Jessica was named the recipient of the Edward A. Schaffer Teaching Fellowship in the Humanities for the 2019-20 academic year based on faculty recommendations.
August 29, 2019
August 8, 2019
Ieva Jusionyte MA'07, PhD'12 was awarded 3rd place in the Victor Turner Prize in Ethnographic Writing, while Steven Gonzalez MA'17 earned honorable mention for Ethnographic Fiction and Creative Nonfiction, and Casey Golomski PhD'13 took 1st place in the society's poetry competition.
March 26, 2019
Anthropology major Alejandra Bonilla speaks to BrandeisNOW.
March 13, 2019Yiyi Wu was awarded the 2019 Richard Saber Undergraduate Research Grant. Yiyi Wu’19, is a senior with majors in Women’s, Gender, and Sexuality Studies, Anthropology and International and Global Studies. The project she was awarded the grant for presents the narratives of a population of heterosexual women, referred to as tongqi (同妻) who marry homosexual men aiming to fulfill their societal obligations of marriage and fatherhood. Using these narratives, she aims to challenge heterosexual norms in China and trace the impact of civil society in the country. This is a critical issue for the formation to this type of marriage has a lot to do with the stigma against homosexuality in China and an anti-gay agenda in China. The main goal of this project is to understand the motivations for marriages between gay men and homosexual women and the factors that lead to their divorce and separation. Based on the results drawn from the analyses, this project aims to support the establishment of a non-governmental organization to support tongqi and their civil society. Publication of the results from this project also seeks to promote international awareness about phenomenon that are similar to tongqi and the need for laws permitting gay marriage.
March 1, 2019In this workshop media producer and podcaster Adam Gamwell PhD'18 (This Anthro Life, Missing Link Studios) introduced participants to narrative audio and voice styles across public media and podcasting, recording and interview techniques, and crafting narrative audio.Whether to interview a family member for oral history, start a podcast, or make one's scholarship more public, this workshop provided the framing and techniques to hit the ground recording.
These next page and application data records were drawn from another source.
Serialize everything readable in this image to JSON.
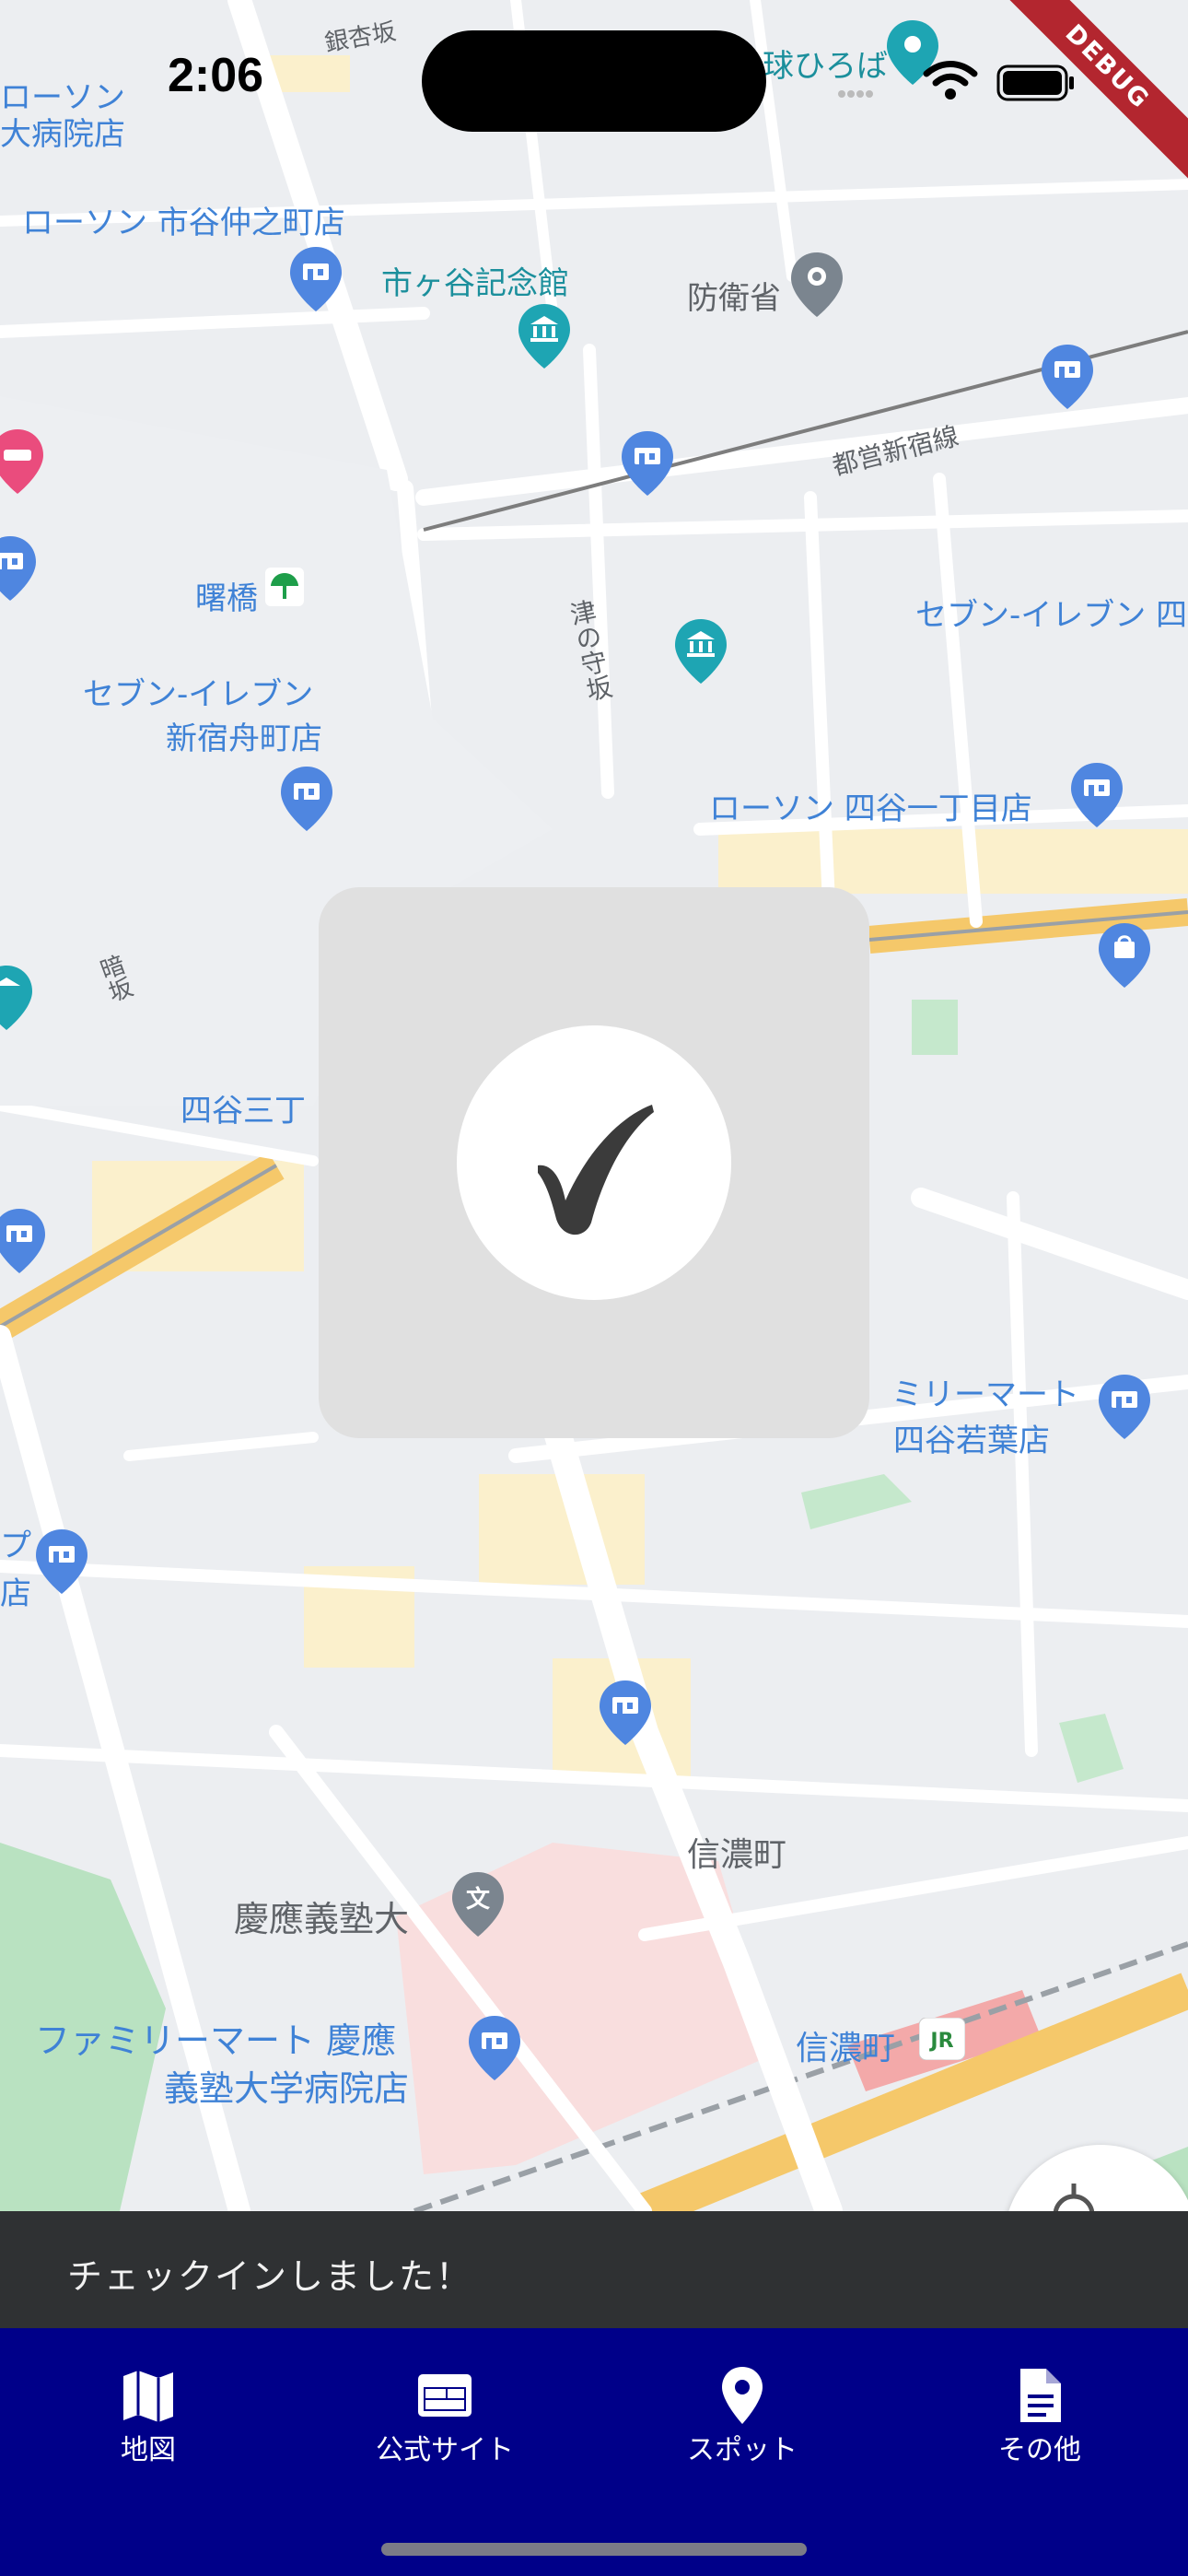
{
  "status_bar": {
    "time": "2:06"
  },
  "debug_banner": "DEBUG",
  "map": {
    "labels": {
      "ginkyo_zaka": "銀杏坂",
      "lawson_top": "ローソン",
      "hospital_top": "大病院店",
      "plaza": "球ひろば",
      "lawson_ichigaya": "ローソン 市谷仲之町店",
      "ichigaya_kinenkan": "市ヶ谷記念館",
      "boeisho": "防衛省",
      "toei_shinjuku": "都営新宿線",
      "akebonobashi": "曙橋",
      "seven_shinjuku_1": "セブン-イレブン",
      "seven_shinjuku_2": "新宿舟町店",
      "tsunokami_zaka": "津の守坂",
      "seven_right": "セブン-イレブン 四",
      "lawson_yotsuya": "ローソン 四谷一丁目店",
      "kurayami_zaka": "暗坂",
      "yotsuya_sanchome": "四谷三丁",
      "familymart_wakaba_1": "ミリーマート",
      "familymart_wakaba_2": "四谷若葉店",
      "left_cut_1": "プ",
      "left_cut_2": "店",
      "shinanomachi_area": "信濃町",
      "keio": "慶應義塾大",
      "familymart_keio_1": "ファミリーマート 慶應",
      "familymart_keio_2": "義塾大学病院店",
      "shinanomachi_station": "信濃町"
    }
  },
  "snackbar": {
    "message": "チェックインしました！"
  },
  "bottom_nav": {
    "items": [
      {
        "label": "地図",
        "icon": "map-icon"
      },
      {
        "label": "公式サイト",
        "icon": "web-icon"
      },
      {
        "label": "スポット",
        "icon": "location-pin-icon"
      },
      {
        "label": "その他",
        "icon": "document-icon"
      }
    ]
  },
  "colors": {
    "nav_background": "#000089",
    "snackbar_background": "#2f3133",
    "overlay_background": "#e0e0e0",
    "debug_ribbon": "#b3262f"
  }
}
March 1, 2019
Douglas Bafford's article Aging and the End Times: Evangelical Eschatology and Experiences of Elderhood in the United States and South Africa was recently published in Anthropology & Aging 40(1)
February 19, 2019Aneil's dissertation is tentatively titled "Assembling the Green Bond Market: Work and Personhood in Climate Finance." Aneil's research centers on understanding the development of the green bond market and how investment bankers, policy analysts, and environmental engineers in this market go about making climate change legible in finance. He is fascinated by processes of social change and how people try to make sense of our world. Aneil is a cofounder of the anthropology podcast This Anthro Life.
December 23, 2018
November 17, 2018
November 9, 2018
A book launch event for Threshold: Emergency Responders on the U.S.-Mexico Border will take place at PM on Friday, November 9, at the Harvard Book Store.
November 2, 2018"For Chimps, Human Touch Can Hurt"
September 25, 2018
May 17, 2018
Doctoral student Amy Hanes is awarded a Charlotte W. Newcombe Doctoral Dissertation Fellowship, the nation's largest and most prestigious award for PhD candidates in the humanities and social sciences addressing questions of ethical and religious values. Amy's project is entitled: Caring for Their Sake: Interspecies Care, Race, and Conservation in Cameroon's Chimpanzee Sanctuaries.
April 21, 2018
Ryan Collins PhD’18 speaks at TEDxBrandeisUniversity.
March 8, 2018
Noam Sienna ’11 is publishing a groundbreaking work with the support of the Hadassah-Brandeis Institute, tentatively titled: "The LGBTQ Jewish Anthology: a Reader of Primary Sources from the Talmud to Stonewall."
April 7, 2017
March 20, 2017
February 16, 2017
January 2, 2017
March 25, 2016
November 16, 2015
September 29, 2015